• How to complete this task: When a line in the records includes the string "para", it goes into the tally; report that tally alone.

• Data section:

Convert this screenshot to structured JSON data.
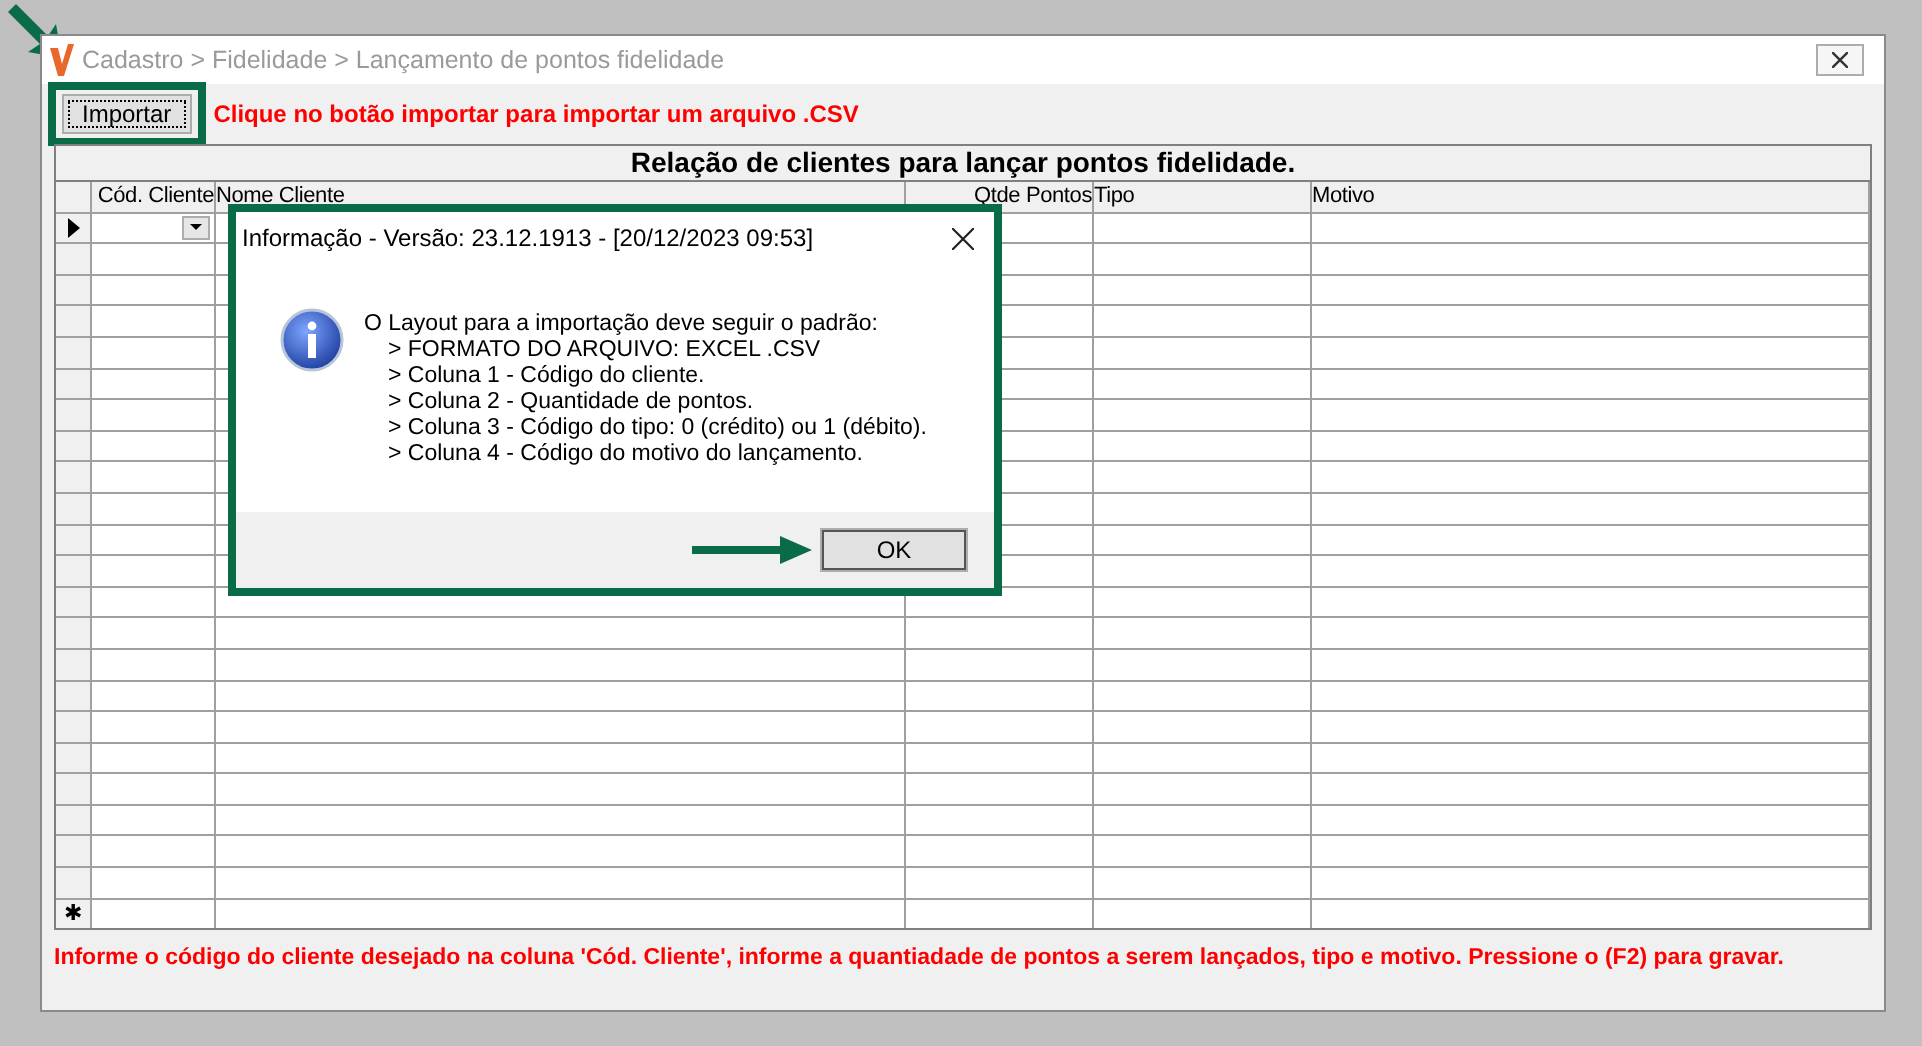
{
  "window": {
    "title": "Cadastro > Fidelidade > Lançamento de pontos fidelidade"
  },
  "toolbar": {
    "import_button": "Importar",
    "hint": "Clique no botão importar para importar um arquivo .CSV"
  },
  "grid": {
    "caption": "Relação de clientes para lançar pontos fidelidade.",
    "columns": [
      "Cód. Cliente",
      "Nome Cliente",
      "Qtde Pontos",
      "Tipo",
      "Motivo"
    ],
    "new_row_marker": "✱"
  },
  "footer_hint": "Informe o código do cliente desejado na coluna 'Cód. Cliente', informe a quantiadade de pontos a serem lançados, tipo e motivo. Pressione o (F2) para gravar.",
  "dialog": {
    "title": "Informação - Versão: 23.12.1913 - [20/12/2023 09:53]",
    "heading": "O Layout para a importação deve seguir o padrão:",
    "lines": [
      "> FORMATO DO ARQUIVO: EXCEL .CSV",
      "> Coluna 1 - Código do cliente.",
      "> Coluna 2 - Quantidade de pontos.",
      "> Coluna 3 - Código do tipo: 0 (crédito) ou 1 (débito).",
      "> Coluna 4 - Código do motivo do lançamento."
    ],
    "ok_button": "OK"
  }
}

• Response: 4